Data about app and page elements:
···

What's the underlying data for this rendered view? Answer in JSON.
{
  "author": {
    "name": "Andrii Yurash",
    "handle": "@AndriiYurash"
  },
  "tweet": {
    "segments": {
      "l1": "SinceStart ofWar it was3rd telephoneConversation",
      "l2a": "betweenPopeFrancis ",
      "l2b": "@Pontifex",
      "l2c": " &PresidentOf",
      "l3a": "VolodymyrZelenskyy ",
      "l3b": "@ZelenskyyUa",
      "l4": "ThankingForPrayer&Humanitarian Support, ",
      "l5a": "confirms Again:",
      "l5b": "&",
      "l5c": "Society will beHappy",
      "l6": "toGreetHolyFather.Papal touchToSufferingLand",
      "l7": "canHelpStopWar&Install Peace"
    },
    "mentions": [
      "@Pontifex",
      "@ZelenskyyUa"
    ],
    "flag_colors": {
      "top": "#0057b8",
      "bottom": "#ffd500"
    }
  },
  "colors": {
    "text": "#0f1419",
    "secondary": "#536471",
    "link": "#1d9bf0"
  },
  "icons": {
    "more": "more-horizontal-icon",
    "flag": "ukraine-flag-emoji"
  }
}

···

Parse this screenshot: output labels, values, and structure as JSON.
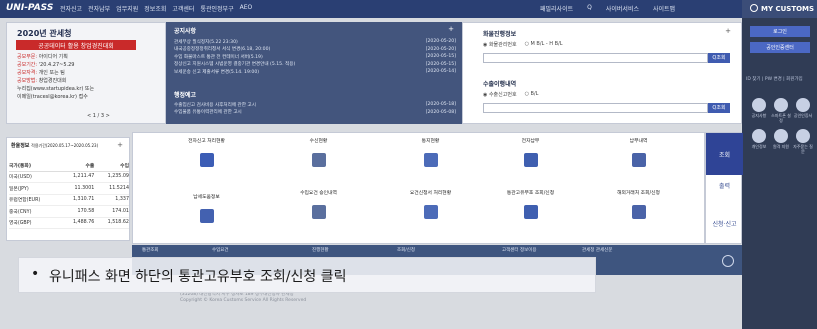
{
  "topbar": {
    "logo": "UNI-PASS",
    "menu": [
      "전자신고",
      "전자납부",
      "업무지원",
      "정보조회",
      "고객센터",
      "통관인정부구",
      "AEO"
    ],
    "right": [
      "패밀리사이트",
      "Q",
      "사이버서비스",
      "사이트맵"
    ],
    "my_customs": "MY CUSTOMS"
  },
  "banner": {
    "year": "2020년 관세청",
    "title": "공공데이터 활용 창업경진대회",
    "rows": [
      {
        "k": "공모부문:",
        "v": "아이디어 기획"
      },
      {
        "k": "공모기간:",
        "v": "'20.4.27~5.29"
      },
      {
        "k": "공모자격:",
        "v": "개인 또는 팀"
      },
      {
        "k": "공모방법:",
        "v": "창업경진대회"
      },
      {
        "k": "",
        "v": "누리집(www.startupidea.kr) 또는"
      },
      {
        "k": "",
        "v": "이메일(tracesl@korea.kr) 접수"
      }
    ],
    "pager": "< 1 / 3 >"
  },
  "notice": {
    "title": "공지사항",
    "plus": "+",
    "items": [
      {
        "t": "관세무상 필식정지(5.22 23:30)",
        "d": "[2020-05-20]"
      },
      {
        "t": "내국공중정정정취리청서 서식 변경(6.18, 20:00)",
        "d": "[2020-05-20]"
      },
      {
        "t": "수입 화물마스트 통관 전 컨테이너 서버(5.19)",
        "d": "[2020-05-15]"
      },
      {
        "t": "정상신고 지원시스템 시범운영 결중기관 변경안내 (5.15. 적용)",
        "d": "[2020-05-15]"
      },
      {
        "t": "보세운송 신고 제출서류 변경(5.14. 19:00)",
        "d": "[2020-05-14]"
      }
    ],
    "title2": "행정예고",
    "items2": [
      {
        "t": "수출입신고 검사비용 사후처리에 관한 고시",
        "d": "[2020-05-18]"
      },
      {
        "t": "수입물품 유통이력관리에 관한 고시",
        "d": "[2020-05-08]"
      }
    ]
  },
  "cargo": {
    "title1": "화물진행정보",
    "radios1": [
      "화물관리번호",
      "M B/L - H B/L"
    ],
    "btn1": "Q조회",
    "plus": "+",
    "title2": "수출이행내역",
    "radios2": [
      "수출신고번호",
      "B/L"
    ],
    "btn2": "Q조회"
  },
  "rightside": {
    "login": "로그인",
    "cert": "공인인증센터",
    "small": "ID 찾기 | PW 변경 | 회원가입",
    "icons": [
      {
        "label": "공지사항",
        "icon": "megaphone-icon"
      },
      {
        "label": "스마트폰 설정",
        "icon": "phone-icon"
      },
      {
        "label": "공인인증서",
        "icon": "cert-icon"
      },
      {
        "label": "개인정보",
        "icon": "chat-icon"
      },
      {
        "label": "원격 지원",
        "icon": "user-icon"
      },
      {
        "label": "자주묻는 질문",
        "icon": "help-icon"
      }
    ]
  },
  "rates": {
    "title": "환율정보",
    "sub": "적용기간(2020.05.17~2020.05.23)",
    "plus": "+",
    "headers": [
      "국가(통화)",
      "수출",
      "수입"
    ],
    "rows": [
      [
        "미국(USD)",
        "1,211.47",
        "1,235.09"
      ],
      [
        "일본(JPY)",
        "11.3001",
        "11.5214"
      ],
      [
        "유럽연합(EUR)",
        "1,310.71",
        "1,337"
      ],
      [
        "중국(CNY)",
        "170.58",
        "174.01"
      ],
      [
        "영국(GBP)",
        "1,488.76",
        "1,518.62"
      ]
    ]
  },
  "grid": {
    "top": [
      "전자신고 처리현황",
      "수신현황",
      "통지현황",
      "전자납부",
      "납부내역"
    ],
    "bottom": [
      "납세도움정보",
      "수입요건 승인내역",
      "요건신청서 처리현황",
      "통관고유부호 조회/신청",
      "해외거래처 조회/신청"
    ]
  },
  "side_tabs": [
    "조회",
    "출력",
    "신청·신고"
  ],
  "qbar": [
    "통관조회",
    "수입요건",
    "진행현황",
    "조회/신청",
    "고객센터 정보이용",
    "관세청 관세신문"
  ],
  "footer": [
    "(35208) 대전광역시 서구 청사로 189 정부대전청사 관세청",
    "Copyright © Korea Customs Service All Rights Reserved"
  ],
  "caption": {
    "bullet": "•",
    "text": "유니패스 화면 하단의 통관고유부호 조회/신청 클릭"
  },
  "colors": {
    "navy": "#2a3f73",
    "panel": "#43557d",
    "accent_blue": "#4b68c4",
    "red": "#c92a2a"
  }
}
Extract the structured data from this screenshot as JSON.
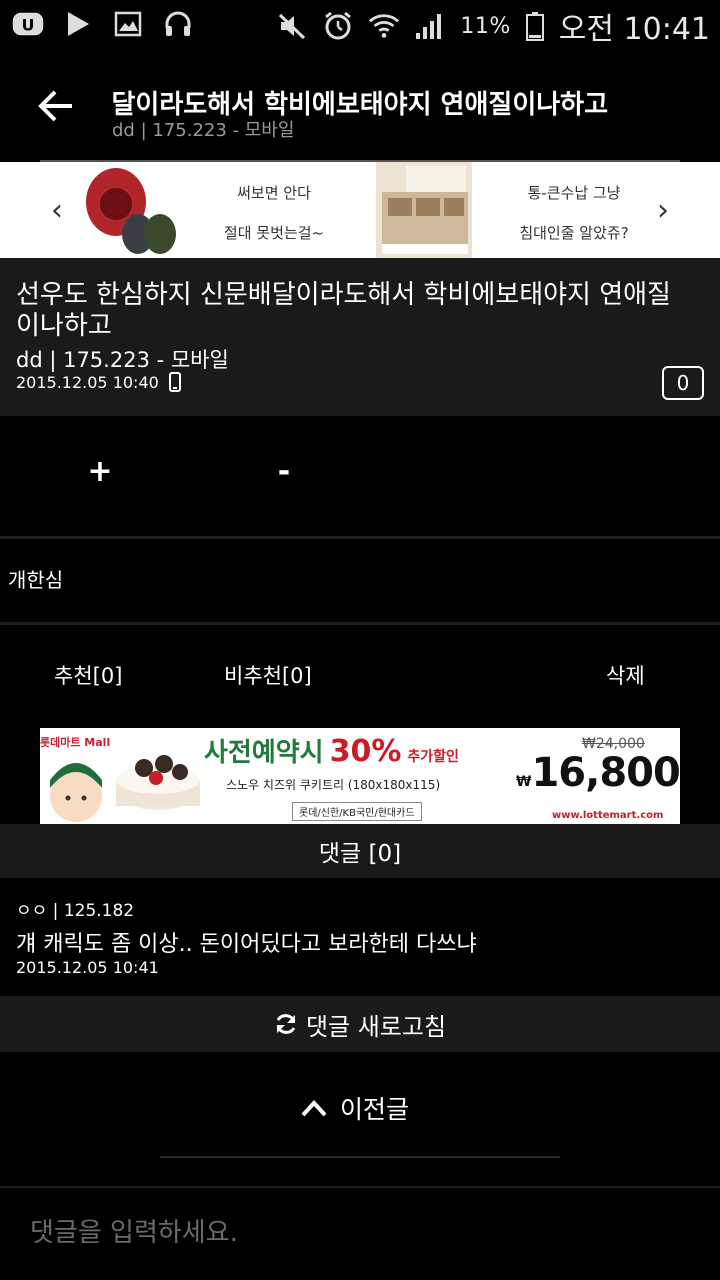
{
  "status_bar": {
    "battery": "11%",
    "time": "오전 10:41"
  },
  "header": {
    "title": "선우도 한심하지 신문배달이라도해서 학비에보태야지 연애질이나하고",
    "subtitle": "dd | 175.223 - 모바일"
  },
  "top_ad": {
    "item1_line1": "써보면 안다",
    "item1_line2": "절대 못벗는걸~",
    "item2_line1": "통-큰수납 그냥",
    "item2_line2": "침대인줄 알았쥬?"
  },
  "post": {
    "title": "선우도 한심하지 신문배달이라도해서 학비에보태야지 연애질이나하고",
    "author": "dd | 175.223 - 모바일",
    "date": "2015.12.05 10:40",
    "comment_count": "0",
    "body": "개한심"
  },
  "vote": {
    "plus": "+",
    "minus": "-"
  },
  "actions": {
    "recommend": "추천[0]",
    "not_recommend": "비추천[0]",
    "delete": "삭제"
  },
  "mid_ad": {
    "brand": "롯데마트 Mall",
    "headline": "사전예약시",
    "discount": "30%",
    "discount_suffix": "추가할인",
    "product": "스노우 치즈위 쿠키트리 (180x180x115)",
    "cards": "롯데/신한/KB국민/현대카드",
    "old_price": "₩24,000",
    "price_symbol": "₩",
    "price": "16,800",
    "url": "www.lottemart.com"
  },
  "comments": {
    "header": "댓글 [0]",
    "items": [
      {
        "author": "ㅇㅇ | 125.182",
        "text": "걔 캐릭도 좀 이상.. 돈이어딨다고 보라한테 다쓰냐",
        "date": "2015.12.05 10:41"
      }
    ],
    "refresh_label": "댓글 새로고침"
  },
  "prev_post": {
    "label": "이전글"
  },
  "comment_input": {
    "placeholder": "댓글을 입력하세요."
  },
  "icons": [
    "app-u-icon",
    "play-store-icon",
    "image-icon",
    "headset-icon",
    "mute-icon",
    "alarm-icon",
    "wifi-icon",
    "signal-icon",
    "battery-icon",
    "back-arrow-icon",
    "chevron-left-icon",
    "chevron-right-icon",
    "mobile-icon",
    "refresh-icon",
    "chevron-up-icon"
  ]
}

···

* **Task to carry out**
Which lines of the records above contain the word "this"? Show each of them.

* **Reply to the task**
What's the underlying data for this rendered view? Answer in JSON.
Parse this screenshot: output labels, values, and structure as JSON.
Extract the structured data from this screenshot as JSON.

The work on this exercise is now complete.